Assignment |
What is the number of lines in the data that hold the string "true"? Reply with that number only.

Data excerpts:
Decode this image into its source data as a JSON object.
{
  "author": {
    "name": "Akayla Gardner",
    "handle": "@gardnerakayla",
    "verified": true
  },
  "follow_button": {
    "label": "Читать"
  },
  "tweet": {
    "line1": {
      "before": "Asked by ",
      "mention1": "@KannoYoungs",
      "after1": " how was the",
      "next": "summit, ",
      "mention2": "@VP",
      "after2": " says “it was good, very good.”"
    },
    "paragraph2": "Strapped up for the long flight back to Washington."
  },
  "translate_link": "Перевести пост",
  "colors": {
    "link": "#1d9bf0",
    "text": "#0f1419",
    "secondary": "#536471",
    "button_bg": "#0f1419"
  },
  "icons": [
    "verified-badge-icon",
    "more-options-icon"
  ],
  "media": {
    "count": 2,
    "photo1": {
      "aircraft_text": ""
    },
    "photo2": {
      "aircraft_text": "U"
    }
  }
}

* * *

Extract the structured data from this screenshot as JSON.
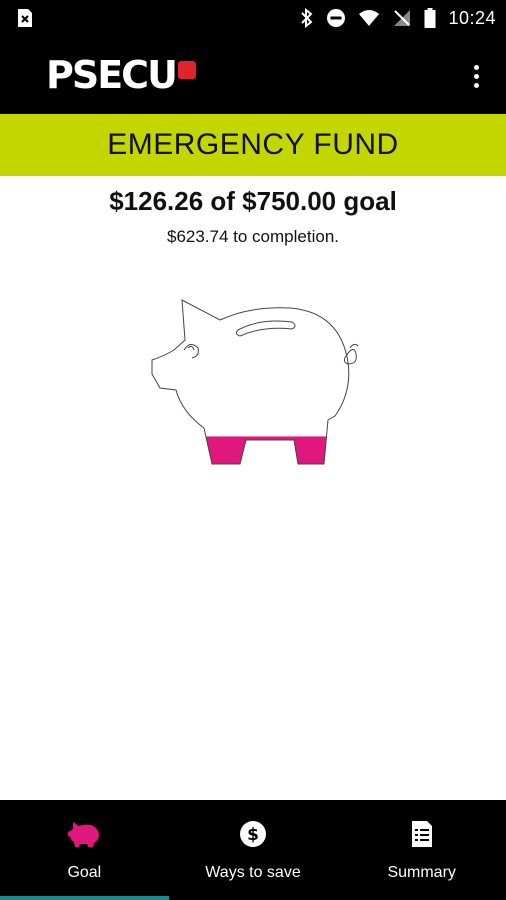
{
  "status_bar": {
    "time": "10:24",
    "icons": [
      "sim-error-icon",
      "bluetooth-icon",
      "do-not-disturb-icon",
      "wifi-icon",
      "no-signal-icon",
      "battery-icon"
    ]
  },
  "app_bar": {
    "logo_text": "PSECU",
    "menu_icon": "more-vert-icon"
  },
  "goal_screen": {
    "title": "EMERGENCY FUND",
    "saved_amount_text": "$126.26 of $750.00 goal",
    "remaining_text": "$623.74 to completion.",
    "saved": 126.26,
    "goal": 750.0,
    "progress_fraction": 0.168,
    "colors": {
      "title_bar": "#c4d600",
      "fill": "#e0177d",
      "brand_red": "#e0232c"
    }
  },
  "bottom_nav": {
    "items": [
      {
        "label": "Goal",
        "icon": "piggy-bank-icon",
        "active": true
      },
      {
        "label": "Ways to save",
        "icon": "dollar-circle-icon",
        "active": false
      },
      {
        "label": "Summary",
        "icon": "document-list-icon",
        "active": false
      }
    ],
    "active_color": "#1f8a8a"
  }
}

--

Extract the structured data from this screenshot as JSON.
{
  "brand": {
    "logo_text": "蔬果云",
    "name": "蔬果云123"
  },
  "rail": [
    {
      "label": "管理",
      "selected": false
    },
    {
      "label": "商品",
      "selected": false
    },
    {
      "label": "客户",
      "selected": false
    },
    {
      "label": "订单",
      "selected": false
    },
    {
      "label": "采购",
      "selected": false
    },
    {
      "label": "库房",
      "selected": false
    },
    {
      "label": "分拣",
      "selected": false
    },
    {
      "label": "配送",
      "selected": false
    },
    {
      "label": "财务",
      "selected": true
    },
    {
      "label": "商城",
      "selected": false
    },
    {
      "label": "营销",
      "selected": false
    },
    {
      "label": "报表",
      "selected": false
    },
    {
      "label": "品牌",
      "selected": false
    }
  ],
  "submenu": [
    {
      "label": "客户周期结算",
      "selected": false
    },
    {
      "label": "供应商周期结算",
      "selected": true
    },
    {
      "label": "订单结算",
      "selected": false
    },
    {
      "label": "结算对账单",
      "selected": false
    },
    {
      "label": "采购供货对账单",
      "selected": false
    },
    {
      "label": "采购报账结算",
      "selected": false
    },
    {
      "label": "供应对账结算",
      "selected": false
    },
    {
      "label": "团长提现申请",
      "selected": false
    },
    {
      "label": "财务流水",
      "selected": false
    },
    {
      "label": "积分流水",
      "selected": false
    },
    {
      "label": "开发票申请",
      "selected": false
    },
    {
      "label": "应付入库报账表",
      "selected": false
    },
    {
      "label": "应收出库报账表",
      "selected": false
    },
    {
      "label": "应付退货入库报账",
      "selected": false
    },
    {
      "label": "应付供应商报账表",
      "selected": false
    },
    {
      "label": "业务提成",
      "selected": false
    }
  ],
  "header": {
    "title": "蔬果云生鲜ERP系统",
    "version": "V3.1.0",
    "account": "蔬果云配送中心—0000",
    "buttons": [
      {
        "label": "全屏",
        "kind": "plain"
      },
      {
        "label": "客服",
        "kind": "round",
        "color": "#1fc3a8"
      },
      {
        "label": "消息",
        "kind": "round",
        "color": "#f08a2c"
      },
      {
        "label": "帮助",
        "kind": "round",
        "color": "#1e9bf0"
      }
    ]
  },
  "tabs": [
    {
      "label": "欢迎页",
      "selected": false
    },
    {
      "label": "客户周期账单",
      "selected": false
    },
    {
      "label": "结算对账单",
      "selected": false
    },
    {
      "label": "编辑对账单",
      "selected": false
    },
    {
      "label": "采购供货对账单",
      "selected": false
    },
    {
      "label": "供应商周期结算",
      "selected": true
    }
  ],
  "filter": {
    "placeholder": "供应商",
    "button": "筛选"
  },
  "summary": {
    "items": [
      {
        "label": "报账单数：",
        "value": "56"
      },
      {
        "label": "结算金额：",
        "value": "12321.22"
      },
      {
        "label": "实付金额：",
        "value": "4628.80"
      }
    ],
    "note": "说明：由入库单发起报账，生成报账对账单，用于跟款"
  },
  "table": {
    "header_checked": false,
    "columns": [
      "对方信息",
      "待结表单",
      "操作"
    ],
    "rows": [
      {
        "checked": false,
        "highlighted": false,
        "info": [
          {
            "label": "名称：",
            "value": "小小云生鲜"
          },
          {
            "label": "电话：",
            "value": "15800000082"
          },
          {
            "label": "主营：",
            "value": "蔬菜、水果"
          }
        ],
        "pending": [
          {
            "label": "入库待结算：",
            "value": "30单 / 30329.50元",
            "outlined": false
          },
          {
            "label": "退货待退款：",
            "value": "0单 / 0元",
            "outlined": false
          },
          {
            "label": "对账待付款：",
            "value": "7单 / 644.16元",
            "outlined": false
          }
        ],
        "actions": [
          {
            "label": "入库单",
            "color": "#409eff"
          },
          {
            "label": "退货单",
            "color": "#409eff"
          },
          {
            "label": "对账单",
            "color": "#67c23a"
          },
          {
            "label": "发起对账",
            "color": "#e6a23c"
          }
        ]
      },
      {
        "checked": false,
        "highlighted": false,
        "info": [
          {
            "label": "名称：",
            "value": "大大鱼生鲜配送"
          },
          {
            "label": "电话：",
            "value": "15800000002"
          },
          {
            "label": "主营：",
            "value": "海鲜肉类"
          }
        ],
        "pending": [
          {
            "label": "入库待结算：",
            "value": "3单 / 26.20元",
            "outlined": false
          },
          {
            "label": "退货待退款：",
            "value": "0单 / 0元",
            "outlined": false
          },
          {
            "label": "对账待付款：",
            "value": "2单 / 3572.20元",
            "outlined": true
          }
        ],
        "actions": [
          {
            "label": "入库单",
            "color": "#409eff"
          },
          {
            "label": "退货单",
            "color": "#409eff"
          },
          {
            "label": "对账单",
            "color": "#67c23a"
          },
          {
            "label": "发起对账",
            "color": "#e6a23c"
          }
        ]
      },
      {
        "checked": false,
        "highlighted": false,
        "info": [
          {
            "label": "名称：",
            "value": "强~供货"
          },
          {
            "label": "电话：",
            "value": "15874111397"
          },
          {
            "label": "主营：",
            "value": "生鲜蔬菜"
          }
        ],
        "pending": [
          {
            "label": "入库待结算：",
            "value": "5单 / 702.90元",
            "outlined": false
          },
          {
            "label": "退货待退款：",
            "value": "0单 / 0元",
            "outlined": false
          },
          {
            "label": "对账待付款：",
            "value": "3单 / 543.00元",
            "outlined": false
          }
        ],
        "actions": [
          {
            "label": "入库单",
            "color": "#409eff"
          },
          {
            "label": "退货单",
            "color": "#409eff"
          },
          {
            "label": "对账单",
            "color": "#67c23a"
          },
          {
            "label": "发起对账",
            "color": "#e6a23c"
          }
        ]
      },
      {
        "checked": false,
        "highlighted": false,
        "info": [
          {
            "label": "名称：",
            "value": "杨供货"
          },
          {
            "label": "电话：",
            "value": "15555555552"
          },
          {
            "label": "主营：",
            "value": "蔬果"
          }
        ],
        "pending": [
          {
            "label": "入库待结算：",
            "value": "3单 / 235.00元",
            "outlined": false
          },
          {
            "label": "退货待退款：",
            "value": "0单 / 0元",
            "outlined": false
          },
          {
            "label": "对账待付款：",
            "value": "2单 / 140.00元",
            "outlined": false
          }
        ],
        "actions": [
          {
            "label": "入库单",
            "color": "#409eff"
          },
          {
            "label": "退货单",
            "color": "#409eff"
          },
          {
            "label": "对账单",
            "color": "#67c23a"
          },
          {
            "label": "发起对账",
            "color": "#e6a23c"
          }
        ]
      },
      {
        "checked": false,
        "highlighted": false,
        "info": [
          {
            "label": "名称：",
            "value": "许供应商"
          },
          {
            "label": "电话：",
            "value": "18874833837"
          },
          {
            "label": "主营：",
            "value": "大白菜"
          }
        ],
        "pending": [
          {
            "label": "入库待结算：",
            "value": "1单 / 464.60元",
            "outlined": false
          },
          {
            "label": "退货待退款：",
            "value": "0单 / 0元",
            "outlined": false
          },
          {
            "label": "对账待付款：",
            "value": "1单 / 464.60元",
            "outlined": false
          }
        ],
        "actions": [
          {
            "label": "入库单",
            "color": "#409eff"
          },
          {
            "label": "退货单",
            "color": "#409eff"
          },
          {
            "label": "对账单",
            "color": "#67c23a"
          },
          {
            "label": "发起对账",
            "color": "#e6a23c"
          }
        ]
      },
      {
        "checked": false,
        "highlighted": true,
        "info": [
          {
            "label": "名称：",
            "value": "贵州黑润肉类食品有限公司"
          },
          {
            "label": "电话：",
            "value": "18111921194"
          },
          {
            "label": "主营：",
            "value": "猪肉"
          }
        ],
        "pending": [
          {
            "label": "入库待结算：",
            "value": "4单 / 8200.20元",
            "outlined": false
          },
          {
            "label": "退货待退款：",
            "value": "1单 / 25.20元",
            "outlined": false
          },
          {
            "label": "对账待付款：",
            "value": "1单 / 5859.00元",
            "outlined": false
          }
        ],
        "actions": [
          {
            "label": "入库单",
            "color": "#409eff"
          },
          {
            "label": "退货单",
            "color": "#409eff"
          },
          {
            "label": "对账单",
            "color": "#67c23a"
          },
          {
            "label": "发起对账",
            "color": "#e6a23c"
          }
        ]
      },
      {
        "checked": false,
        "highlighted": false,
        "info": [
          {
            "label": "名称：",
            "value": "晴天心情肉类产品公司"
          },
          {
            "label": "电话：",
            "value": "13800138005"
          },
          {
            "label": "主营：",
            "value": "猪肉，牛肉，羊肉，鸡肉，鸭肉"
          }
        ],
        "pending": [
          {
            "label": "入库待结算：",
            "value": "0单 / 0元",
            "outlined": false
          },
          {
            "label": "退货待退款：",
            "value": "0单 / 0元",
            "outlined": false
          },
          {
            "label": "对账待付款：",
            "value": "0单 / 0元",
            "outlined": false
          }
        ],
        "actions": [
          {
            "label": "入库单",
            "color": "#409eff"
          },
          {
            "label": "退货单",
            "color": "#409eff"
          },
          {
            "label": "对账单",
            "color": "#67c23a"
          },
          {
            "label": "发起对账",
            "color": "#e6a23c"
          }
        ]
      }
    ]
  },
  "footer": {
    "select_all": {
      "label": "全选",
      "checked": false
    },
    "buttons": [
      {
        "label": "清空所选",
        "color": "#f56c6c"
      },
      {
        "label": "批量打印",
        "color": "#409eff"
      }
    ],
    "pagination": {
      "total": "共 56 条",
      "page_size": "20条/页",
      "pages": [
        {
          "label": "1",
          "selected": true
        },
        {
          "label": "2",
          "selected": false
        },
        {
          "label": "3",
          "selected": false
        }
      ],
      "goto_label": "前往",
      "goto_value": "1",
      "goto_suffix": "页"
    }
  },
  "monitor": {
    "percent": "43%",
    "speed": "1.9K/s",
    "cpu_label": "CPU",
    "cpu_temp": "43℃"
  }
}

Solution to the problem |
8